As much as I’ve admired him for 25 years, I can’t figure John Kerry out. Is it the disarming politeness? Or is it political acumen that seals his lips on the politically delicate – and currently hot – issue of cocaine trafficking by CIA-connected supporters of the Nicaraguan contras during the Reagan-Bush era? After all:
The subject serendipitously resurfaced in August in a widely publicized series in the San Jose Mercury News, suggesting that the contra-connected cocaine influx during the Republicans’ White House watch, helped fuel – and perhaps ignited – the crack epidemic that has ravaged America’s ghettos.
Landmark hearings held by Kerry’s Senate Intelligence Subcommittee documented the Reagan/Bush team’s indifference to the narcotics-strewn criminal records of major contra suppliers.
At a Senate Intelligence Committee hearing held October 23rd – in response to the public furor that followed August’s news sensation – Kerry’s former top investigator Jack Blum testified that an “absolute stonewall” was erected by the head of the Justice Department’s Criminal Division, to keep Kerry’s 1987-89 inquiry from evidence tying the contras to cocaine. The head of that division was Bill Weld.

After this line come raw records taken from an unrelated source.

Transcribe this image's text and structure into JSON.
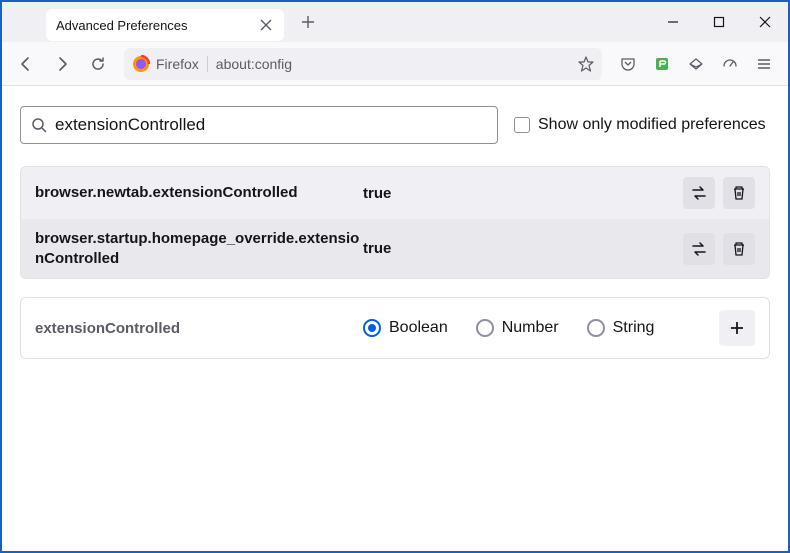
{
  "window": {
    "tab_title": "Advanced Preferences"
  },
  "nav": {
    "identity": "Firefox",
    "url": "about:config"
  },
  "search": {
    "value": "extensionControlled",
    "checkbox_label": "Show only modified preferences"
  },
  "prefs": [
    {
      "name": "browser.newtab.extensionControlled",
      "value": "true"
    },
    {
      "name": "browser.startup.homepage_override.extensionControlled",
      "value": "true"
    }
  ],
  "add": {
    "name": "extensionControlled",
    "types": [
      "Boolean",
      "Number",
      "String"
    ],
    "selected": "Boolean"
  }
}
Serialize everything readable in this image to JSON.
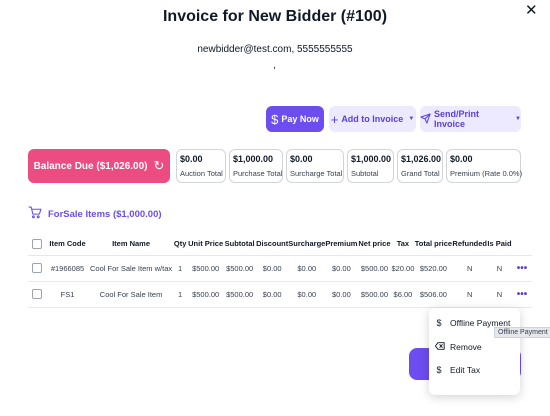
{
  "header": {
    "title": "Invoice for New Bidder (#100)",
    "contact": "newbidder@test.com, 5555555555",
    "sub": ","
  },
  "actions": {
    "pay_now": "Pay Now",
    "add_to_invoice": "Add to Invoice",
    "send_print": "Send/Print Invoice"
  },
  "balance": "Balance Due ($1,026.00)",
  "stats": [
    {
      "value": "$0.00",
      "label": "Auction Total"
    },
    {
      "value": "$1,000.00",
      "label": "Purchase Total"
    },
    {
      "value": "$0.00",
      "label": "Surcharge Total"
    },
    {
      "value": "$1,000.00",
      "label": "Subtotal"
    },
    {
      "value": "$1,026.00",
      "label": "Grand Total"
    },
    {
      "value": "$0.00",
      "label": "Premium (Rate 0.0%)"
    }
  ],
  "section_title": "ForSale Items ($1,000.00)",
  "table": {
    "headers": [
      "Item Code",
      "Item Name",
      "Qty",
      "Unit Price",
      "Subtotal",
      "Discount",
      "Surcharge",
      "Premium",
      "Net price",
      "Tax",
      "Total price",
      "Refunded",
      "Is Paid"
    ],
    "rows": [
      [
        "#1966085",
        "Cool For Sale Item w/tax",
        "1",
        "$500.00",
        "$500.00",
        "$0.00",
        "$0.00",
        "$0.00",
        "$500.00",
        "$20.00",
        "$520.00",
        "N",
        "N"
      ],
      [
        "FS1",
        "Cool For Sale Item",
        "1",
        "$500.00",
        "$500.00",
        "$0.00",
        "$0.00",
        "$0.00",
        "$500.00",
        "$6.00",
        "$506.00",
        "N",
        "N"
      ]
    ]
  },
  "menu": {
    "offline_payment": "Offline Payment",
    "remove": "Remove",
    "edit_tax": "Edit Tax"
  },
  "tooltip": "Offline Payment",
  "colors": {
    "accent": "#6d4cf0",
    "accent_soft": "#ede9fe",
    "balance": "#ec4c82"
  }
}
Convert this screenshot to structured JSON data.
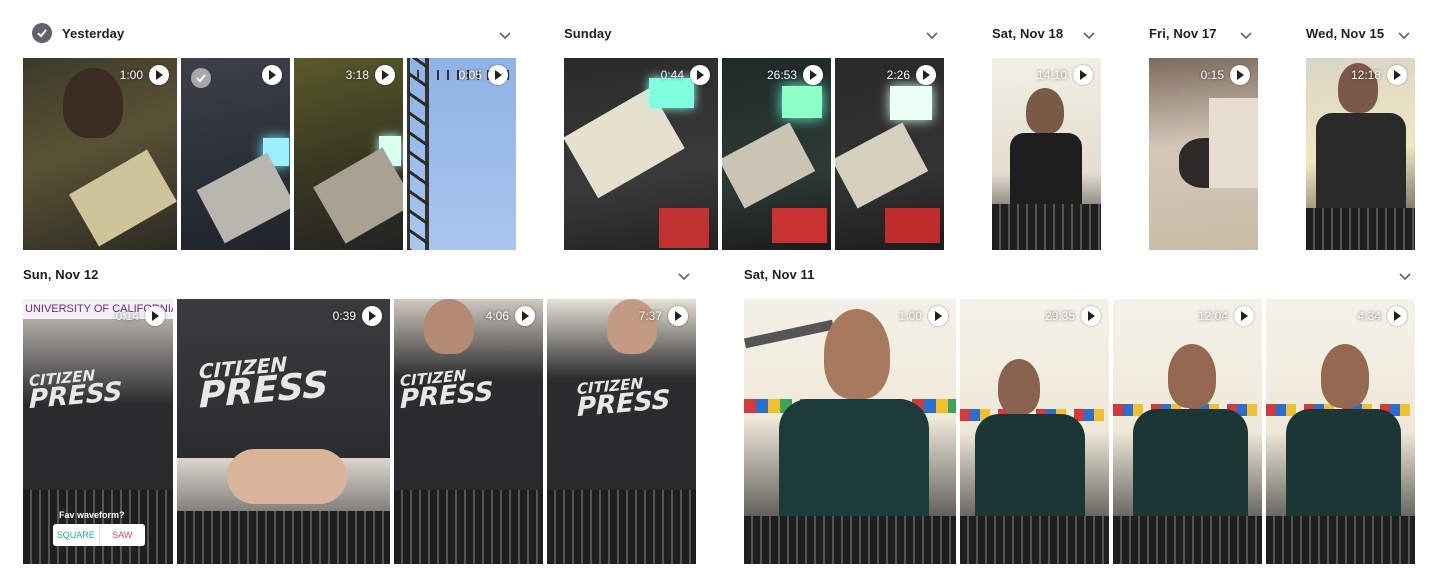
{
  "groups": {
    "yesterday": {
      "title": "Yesterday",
      "durations": [
        "1:00",
        "3:18",
        "0:05"
      ]
    },
    "sunday": {
      "title": "Sunday",
      "durations": [
        "0:44",
        "26:53",
        "2:26"
      ]
    },
    "sat_nov18": {
      "title": "Sat, Nov 18",
      "durations": [
        "14:10"
      ]
    },
    "fri_nov17": {
      "title": "Fri, Nov 17",
      "durations": [
        "0:15"
      ]
    },
    "wed_nov15": {
      "title": "Wed, Nov 15",
      "durations": [
        "12:18"
      ]
    },
    "sun_nov12": {
      "title": "Sun, Nov 12",
      "durations": [
        "0:14",
        "0:39",
        "4:06",
        "7:37"
      ]
    },
    "sat_nov11": {
      "title": "Sat, Nov 11",
      "durations": [
        "1:00",
        "29:35",
        "12:04",
        "4:34"
      ]
    }
  },
  "overlays": {
    "banner": "UNIVERSITY OF CALIFORNIA, IRV",
    "shirt_line1": "CITIZEN",
    "shirt_line2": "PRESS",
    "poll_question": "Fav waveform?",
    "poll_option_a": "SQUARE",
    "poll_option_b": "SAW"
  },
  "icons": {
    "select": "check-circle-icon",
    "collapse": "chevron-down-icon",
    "play": "play-icon"
  },
  "colors": {
    "header_text": "#202124",
    "icon_gray": "#5f6368",
    "background": "#ffffff"
  }
}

Sure, the Mercury News’s series has come under attack, especially by the Washington Post. But little in the Post’s 5,000-word critique would assuage CIA critics, least of all the statement that (Nicaraguan cocaine trafficker Jose) “Blandon handled only about five tons of cocaine during a decade-long career.”
Moreover, not only is the CIA/cocaine connection a fact of life – but the Mercury News’ stories resonate with a well-established history of CIA collaboration with and protection of major narcotics traffickers. In postwar France, the newly created Agency recruited thugs from dormant Corsican mafia to terrorize Socialist politicians. The mafiosi, reinvigorated and protected by its new ties to intelligence and the Gaullist party, proceeded to establish the “French Connection” that would ship tons of Southeast Asian heroin to the streets of New York City.
Several years later the CIA assembled a small army of anti-Castro Cuban exiles for the 1961 Bay of Pigs invasion. Like the Corsicans before them, veterans of the abortive invasion would use Agency ties to skirt the law and avoid jail – at least till the end of the decade. On June 21, 1970, the Bureau of Narcotics and Dangerous Drugs collared 150 suspects in what the BNDD termed the largest roundup of major drug traffickers in the history of federal law enforcement.” [sic] According to then attorney general John Mitchell, the Justice Department had broken up a “nationwide ring of wholesalers handling about 30 percent of all heroin sales and 75 to 80 percent of all cocaine sales in the United States.” Two-thirds of those arrested were Bay of Pigs veterans.
In the ‘60s and ‘70s in Indochina, CIA-supported guerilla [sic] armies in Laos – and Washington-backed South Vietnamese dictators – profited directly from trafficking in Southeast Asian heroin, with U.S. east coast-based Sicilian mafiosi now in cahoots with the Corsicans.
Then in the ‘80s, while the Agency was orchestrating the contras’ war of terror against Nicaragua’s Sandinista government, the Reagan/Bush White House would pump $2 billion into another army of “freedom fighters” waging guerrilla war in Afghanistan against Russian soldiers. The CIA’s top guerilla warlord, Gulbuddin Hekmatyar, would later be exposed as a major heroin trafficker – and trainer of anti-American, Islamic fundamentalist terrorists.
Over this long and sordid history, the most serious and fruitful Congressional inquiry into CIA aiding and abetting of narcotics traffickers has been Senator John Kerry’s. So it’s a mystery why Kerry refuses to make political hay of it.
When Massachusetts governor Michael Dukakis opposed Vice President George Bush in the 1988 presidential race, Dukakis seemed incapable of uttering the phrase “contra drug trafficking” – despite the ammunition Kerry’s inquiry was providing.
Now Kerry himself has steered clear of the subject – despite its freshness in voters’ minds, the tightness of his senatorial race, and the allegation, according to Jack Blum, that (Deputy Attorney General) “Weld put a very serious block on any effort we made to get information.” Why, John?